How to Catch a Pompano

avThe first step in targeting a specific species of fish is to figure out what they like. A pompano likes;

• Water temperatures from the mid 70’s to the mid 60’s
• Sandy spots near grass flats
• The beach
• Abundant forage opportunities

Florida pompano like the water temperatures to be between the mid 75 degrees and 65 degrees. This is when they are most actively feeding. If the water temperatures climb to above 80 degrees or down to the low 50’s they can die. One of the keys to finding where these fish are is to find the right water temperatures. They will migrate from north to south and vice versa to find the right water temperatures. They will also migrate from inshore to offshore to find comfortable water temperatures.
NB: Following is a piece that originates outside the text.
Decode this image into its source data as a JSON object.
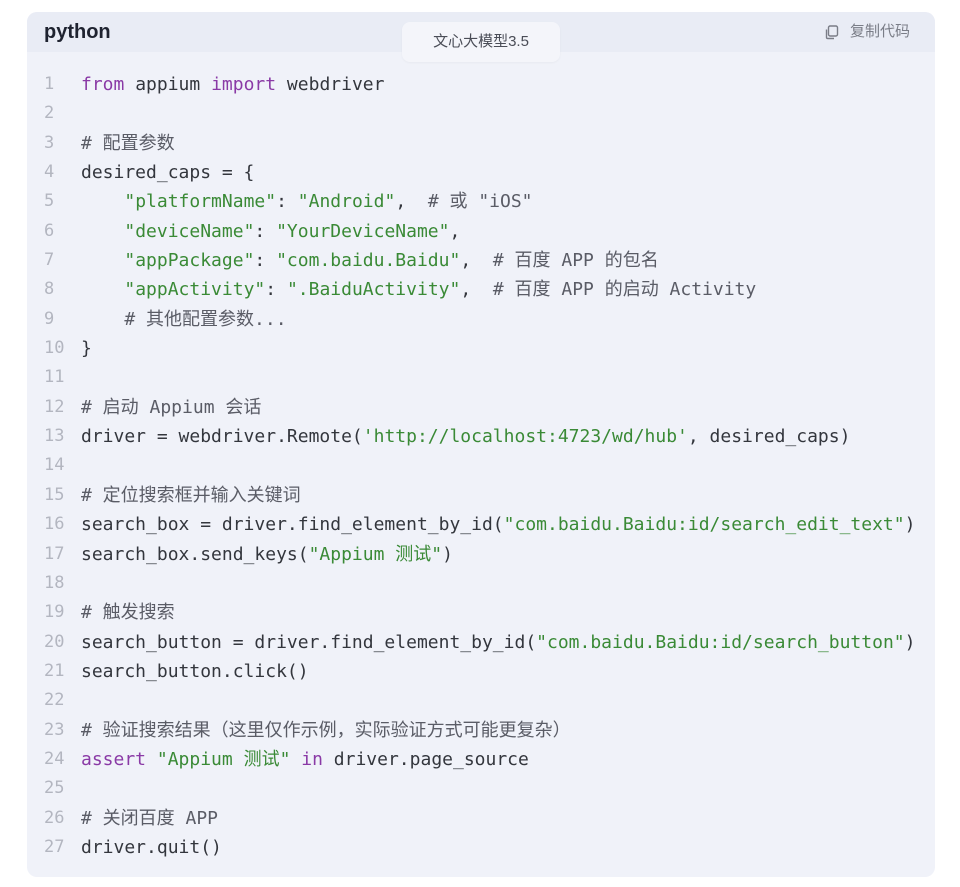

A fisherman interested in catching “pomps” inshore should look for sand bars or sandy spots near grass flats or deeper channels. They are sand specialists and like to feed on shrimp, crabs and small fish. They will root around in the sand to find hiding shrimp and crabs to eat which is why sandy spots are the key to finding these fish inshore.

Most fishermen catch “pomps” off of the beach. These fish can be found chasing their favorite prey item the mole crab a.k.a. sand flea. The mole crabs can be found buried in the beach sand just within the upper wave line. They stay buried until a wave passes over them and they deploy their plankton catching claws to feed themselves. This is why fishermen can catch these fish within feet of where they are standing if the sand fleas are prevalent.

They key to finding most predatory fish is to find their food sources. An abundance of sand fleas in the surf or shrimp in the grass flats or schools of small fish can often signal the presence of schools of pompano. A fisherman should use whatever lure most closely matches what they are feeding on.

The 3 best lures to catch a pompano depends upon the angler but this fisherman prefers;

• Scented baits
• White paddle tail swim baits
• Orange or pink feathers

The pompano has a much evolved olfactory system. This means that the more odor molecules your bait has, it will have a higher probability of being found. There are many different brands or scented baits on the market today. My favorite is a white, scented, artificial 3 inch plastic shrimp lure.

A white shad swim bait with a paddle tail coupled with a red jig head can be a deadly combination for unwitting “pomps”. When they are targeting small bait fish anglers should match the hatch and fish with similar looking lures.

The third type of lure is the feather jig. These fish like pink and orange colors for some reason. Maybe because it mimics the colors of the shrimp and crabs that they prey upon. When these fish are running inshore, fishermen will be shoulder to shoulder vertical jigging for these delicious fish from bridges.